_What the exercise asks_. Where a line in the data below includes the word "JSON", count it. State the total and nothing more.
___ Extracted data ___
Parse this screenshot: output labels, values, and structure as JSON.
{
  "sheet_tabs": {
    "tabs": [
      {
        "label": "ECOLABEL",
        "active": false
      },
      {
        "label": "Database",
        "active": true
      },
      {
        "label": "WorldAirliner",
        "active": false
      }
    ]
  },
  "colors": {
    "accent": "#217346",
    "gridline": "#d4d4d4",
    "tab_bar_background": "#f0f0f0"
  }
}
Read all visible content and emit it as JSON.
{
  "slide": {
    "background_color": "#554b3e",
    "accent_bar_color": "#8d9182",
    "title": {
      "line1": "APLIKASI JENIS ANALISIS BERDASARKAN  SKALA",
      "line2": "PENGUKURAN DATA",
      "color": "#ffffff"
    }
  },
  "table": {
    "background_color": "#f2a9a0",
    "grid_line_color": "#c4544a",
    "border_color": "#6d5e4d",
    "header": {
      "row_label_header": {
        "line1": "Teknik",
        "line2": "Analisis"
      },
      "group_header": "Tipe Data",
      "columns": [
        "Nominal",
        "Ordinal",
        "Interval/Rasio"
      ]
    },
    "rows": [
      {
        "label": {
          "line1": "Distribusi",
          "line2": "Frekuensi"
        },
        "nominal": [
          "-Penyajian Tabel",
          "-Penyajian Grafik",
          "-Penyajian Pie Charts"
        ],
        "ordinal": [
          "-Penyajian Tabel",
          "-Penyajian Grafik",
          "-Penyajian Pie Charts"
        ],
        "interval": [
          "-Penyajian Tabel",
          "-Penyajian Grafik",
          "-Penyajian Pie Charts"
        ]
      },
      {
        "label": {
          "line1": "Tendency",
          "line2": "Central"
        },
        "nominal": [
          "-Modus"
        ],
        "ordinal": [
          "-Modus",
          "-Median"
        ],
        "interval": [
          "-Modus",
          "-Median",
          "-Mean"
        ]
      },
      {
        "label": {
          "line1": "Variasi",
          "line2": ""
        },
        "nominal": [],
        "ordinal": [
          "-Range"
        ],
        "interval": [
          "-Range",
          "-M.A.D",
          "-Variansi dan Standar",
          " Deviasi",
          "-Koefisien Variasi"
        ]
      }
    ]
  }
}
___
_Result of the exercise_. 2